ABOUT THIS EXERCISE. Copy out all of the data that follows, exactly as it appears.

Source records:
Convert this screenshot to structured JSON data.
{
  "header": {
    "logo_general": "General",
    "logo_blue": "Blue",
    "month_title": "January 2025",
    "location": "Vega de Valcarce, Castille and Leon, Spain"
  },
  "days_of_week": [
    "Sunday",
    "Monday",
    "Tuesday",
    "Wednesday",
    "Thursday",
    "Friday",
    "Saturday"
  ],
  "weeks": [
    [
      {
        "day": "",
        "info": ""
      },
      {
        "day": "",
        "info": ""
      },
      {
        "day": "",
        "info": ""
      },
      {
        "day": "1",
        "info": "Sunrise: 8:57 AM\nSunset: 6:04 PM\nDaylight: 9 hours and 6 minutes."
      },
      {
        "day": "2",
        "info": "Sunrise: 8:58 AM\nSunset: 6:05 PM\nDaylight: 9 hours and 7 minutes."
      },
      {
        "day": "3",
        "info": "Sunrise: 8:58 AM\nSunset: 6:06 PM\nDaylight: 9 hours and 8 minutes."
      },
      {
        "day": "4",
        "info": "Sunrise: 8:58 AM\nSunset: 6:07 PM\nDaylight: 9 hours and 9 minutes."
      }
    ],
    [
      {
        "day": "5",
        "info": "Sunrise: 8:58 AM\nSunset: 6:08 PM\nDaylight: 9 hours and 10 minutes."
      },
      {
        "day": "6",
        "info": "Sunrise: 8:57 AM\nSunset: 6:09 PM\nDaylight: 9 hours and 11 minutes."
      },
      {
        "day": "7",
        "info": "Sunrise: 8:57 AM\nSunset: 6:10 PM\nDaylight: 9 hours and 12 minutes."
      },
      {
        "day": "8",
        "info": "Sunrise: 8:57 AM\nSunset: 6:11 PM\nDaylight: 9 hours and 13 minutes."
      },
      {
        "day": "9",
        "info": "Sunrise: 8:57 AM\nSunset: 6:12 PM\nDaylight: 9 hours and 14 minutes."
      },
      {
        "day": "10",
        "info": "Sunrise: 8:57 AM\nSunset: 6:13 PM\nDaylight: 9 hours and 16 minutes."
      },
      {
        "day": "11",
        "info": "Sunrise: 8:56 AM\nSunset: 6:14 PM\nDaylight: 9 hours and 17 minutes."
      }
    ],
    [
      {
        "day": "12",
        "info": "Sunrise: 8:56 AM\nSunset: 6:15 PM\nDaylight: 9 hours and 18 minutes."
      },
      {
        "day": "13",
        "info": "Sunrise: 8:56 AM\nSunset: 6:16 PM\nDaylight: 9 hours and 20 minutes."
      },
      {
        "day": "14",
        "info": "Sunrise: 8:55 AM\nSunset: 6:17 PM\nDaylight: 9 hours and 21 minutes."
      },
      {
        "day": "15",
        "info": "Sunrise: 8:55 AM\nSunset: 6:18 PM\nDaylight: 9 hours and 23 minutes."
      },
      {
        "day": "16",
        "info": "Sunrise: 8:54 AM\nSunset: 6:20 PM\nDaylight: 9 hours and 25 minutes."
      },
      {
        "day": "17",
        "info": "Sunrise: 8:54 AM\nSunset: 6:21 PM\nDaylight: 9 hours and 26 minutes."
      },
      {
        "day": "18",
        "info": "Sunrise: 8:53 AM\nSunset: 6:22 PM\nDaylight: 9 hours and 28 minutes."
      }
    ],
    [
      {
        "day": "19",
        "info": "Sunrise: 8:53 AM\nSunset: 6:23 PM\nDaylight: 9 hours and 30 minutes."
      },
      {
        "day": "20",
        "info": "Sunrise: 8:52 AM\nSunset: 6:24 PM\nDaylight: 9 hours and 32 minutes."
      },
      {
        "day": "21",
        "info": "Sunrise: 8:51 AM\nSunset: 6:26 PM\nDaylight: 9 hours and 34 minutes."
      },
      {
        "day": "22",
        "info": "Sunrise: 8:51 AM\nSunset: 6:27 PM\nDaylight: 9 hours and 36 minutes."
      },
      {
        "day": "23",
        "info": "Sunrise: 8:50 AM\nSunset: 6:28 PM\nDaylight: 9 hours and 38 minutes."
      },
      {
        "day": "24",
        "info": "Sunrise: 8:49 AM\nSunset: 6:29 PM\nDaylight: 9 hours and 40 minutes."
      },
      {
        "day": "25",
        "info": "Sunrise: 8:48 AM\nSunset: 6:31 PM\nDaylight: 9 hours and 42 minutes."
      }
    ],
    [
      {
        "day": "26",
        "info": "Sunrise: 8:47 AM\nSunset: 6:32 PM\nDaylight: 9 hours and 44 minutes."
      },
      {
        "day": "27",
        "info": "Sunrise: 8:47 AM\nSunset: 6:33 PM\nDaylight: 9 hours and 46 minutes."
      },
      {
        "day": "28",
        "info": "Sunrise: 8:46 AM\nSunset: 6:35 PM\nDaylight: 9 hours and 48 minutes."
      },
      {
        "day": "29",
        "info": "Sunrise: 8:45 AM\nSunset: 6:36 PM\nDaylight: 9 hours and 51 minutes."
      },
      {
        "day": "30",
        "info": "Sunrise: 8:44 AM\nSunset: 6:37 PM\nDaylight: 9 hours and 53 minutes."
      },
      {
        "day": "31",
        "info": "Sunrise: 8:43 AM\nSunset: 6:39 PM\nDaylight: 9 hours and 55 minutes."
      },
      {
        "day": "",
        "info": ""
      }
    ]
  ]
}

WRITTEN SOLUTION.
Convert this screenshot to structured JSON data.
{
  "header": {
    "logo_general": "General",
    "logo_blue": "Blue",
    "month_title": "January 2025",
    "location": "Vega de Valcarce, Castille and Leon, Spain"
  },
  "days_of_week": [
    "Sunday",
    "Monday",
    "Tuesday",
    "Wednesday",
    "Thursday",
    "Friday",
    "Saturday"
  ],
  "weeks": [
    [
      {
        "day": "",
        "info": ""
      },
      {
        "day": "",
        "info": ""
      },
      {
        "day": "",
        "info": ""
      },
      {
        "day": "1",
        "info": "Sunrise: 8:57 AM\nSunset: 6:04 PM\nDaylight: 9 hours and 6 minutes."
      },
      {
        "day": "2",
        "info": "Sunrise: 8:58 AM\nSunset: 6:05 PM\nDaylight: 9 hours and 7 minutes."
      },
      {
        "day": "3",
        "info": "Sunrise: 8:58 AM\nSunset: 6:06 PM\nDaylight: 9 hours and 8 minutes."
      },
      {
        "day": "4",
        "info": "Sunrise: 8:58 AM\nSunset: 6:07 PM\nDaylight: 9 hours and 9 minutes."
      }
    ],
    [
      {
        "day": "5",
        "info": "Sunrise: 8:58 AM\nSunset: 6:08 PM\nDaylight: 9 hours and 10 minutes."
      },
      {
        "day": "6",
        "info": "Sunrise: 8:57 AM\nSunset: 6:09 PM\nDaylight: 9 hours and 11 minutes."
      },
      {
        "day": "7",
        "info": "Sunrise: 8:57 AM\nSunset: 6:10 PM\nDaylight: 9 hours and 12 minutes."
      },
      {
        "day": "8",
        "info": "Sunrise: 8:57 AM\nSunset: 6:11 PM\nDaylight: 9 hours and 13 minutes."
      },
      {
        "day": "9",
        "info": "Sunrise: 8:57 AM\nSunset: 6:12 PM\nDaylight: 9 hours and 14 minutes."
      },
      {
        "day": "10",
        "info": "Sunrise: 8:57 AM\nSunset: 6:13 PM\nDaylight: 9 hours and 16 minutes."
      },
      {
        "day": "11",
        "info": "Sunrise: 8:56 AM\nSunset: 6:14 PM\nDaylight: 9 hours and 17 minutes."
      }
    ],
    [
      {
        "day": "12",
        "info": "Sunrise: 8:56 AM\nSunset: 6:15 PM\nDaylight: 9 hours and 18 minutes."
      },
      {
        "day": "13",
        "info": "Sunrise: 8:56 AM\nSunset: 6:16 PM\nDaylight: 9 hours and 20 minutes."
      },
      {
        "day": "14",
        "info": "Sunrise: 8:55 AM\nSunset: 6:17 PM\nDaylight: 9 hours and 21 minutes."
      },
      {
        "day": "15",
        "info": "Sunrise: 8:55 AM\nSunset: 6:18 PM\nDaylight: 9 hours and 23 minutes."
      },
      {
        "day": "16",
        "info": "Sunrise: 8:54 AM\nSunset: 6:20 PM\nDaylight: 9 hours and 25 minutes."
      },
      {
        "day": "17",
        "info": "Sunrise: 8:54 AM\nSunset: 6:21 PM\nDaylight: 9 hours and 26 minutes."
      },
      {
        "day": "18",
        "info": "Sunrise: 8:53 AM\nSunset: 6:22 PM\nDaylight: 9 hours and 28 minutes."
      }
    ],
    [
      {
        "day": "19",
        "info": "Sunrise: 8:53 AM\nSunset: 6:23 PM\nDaylight: 9 hours and 30 minutes."
      },
      {
        "day": "20",
        "info": "Sunrise: 8:52 AM\nSunset: 6:24 PM\nDaylight: 9 hours and 32 minutes."
      },
      {
        "day": "21",
        "info": "Sunrise: 8:51 AM\nSunset: 6:26 PM\nDaylight: 9 hours and 34 minutes."
      },
      {
        "day": "22",
        "info": "Sunrise: 8:51 AM\nSunset: 6:27 PM\nDaylight: 9 hours and 36 minutes."
      },
      {
        "day": "23",
        "info": "Sunrise: 8:50 AM\nSunset: 6:28 PM\nDaylight: 9 hours and 38 minutes."
      },
      {
        "day": "24",
        "info": "Sunrise: 8:49 AM\nSunset: 6:29 PM\nDaylight: 9 hours and 40 minutes."
      },
      {
        "day": "25",
        "info": "Sunrise: 8:48 AM\nSunset: 6:31 PM\nDaylight: 9 hours and 42 minutes."
      }
    ],
    [
      {
        "day": "26",
        "info": "Sunrise: 8:47 AM\nSunset: 6:32 PM\nDaylight: 9 hours and 44 minutes."
      },
      {
        "day": "27",
        "info": "Sunrise: 8:47 AM\nSunset: 6:33 PM\nDaylight: 9 hours and 46 minutes."
      },
      {
        "day": "28",
        "info": "Sunrise: 8:46 AM\nSunset: 6:35 PM\nDaylight: 9 hours and 48 minutes."
      },
      {
        "day": "29",
        "info": "Sunrise: 8:45 AM\nSunset: 6:36 PM\nDaylight: 9 hours and 51 minutes."
      },
      {
        "day": "30",
        "info": "Sunrise: 8:44 AM\nSunset: 6:37 PM\nDaylight: 9 hours and 53 minutes."
      },
      {
        "day": "31",
        "info": "Sunrise: 8:43 AM\nSunset: 6:39 PM\nDaylight: 9 hours and 55 minutes."
      },
      {
        "day": "",
        "info": ""
      }
    ]
  ]
}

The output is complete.